>>>>
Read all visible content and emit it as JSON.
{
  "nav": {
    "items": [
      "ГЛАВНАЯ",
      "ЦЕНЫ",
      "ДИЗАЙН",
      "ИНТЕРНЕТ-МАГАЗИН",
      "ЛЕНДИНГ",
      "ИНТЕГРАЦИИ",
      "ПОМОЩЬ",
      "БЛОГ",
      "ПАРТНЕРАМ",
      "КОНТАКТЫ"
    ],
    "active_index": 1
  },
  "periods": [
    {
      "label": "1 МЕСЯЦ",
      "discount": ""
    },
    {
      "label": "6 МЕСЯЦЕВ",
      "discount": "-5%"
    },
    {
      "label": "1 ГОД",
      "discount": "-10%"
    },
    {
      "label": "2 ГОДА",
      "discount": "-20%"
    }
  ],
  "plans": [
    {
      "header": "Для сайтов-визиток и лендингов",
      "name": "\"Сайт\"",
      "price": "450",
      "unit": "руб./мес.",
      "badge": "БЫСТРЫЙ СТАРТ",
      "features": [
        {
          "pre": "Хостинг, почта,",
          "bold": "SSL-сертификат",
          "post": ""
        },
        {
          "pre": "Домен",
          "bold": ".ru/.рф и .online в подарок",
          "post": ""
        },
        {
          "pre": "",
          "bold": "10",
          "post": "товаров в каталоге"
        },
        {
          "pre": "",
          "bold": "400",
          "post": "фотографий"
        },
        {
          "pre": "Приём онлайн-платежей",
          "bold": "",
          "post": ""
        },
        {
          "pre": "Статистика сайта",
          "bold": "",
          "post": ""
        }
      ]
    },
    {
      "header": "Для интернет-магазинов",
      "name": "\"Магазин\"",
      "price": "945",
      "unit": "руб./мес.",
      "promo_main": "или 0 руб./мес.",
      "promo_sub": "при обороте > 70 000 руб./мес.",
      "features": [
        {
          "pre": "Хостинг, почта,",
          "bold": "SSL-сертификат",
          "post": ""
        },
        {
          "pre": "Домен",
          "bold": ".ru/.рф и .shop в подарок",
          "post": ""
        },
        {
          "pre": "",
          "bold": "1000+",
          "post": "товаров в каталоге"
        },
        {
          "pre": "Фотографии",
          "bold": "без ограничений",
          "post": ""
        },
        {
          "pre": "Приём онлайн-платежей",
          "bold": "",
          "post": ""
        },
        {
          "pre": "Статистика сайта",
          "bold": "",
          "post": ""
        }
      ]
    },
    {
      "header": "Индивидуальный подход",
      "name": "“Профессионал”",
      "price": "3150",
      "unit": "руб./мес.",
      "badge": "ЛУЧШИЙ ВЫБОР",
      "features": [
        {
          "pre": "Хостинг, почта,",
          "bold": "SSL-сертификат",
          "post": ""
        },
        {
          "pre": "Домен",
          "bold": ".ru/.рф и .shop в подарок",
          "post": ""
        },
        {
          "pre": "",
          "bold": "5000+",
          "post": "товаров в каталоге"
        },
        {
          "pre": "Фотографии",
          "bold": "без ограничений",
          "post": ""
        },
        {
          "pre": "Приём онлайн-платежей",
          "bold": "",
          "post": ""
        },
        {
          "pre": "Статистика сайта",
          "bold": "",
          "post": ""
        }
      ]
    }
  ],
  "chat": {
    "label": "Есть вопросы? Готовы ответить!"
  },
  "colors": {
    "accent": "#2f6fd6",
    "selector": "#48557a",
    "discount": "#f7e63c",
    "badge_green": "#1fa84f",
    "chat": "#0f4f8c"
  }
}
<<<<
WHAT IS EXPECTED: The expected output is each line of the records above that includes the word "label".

ANSWER:
      "label": "1 МЕСЯЦ",
      "label": "6 МЕСЯЦЕВ",
      "label": "1 ГОД",
      "label": "2 ГОДА",
    "label": "Есть вопросы? Готовы ответить!"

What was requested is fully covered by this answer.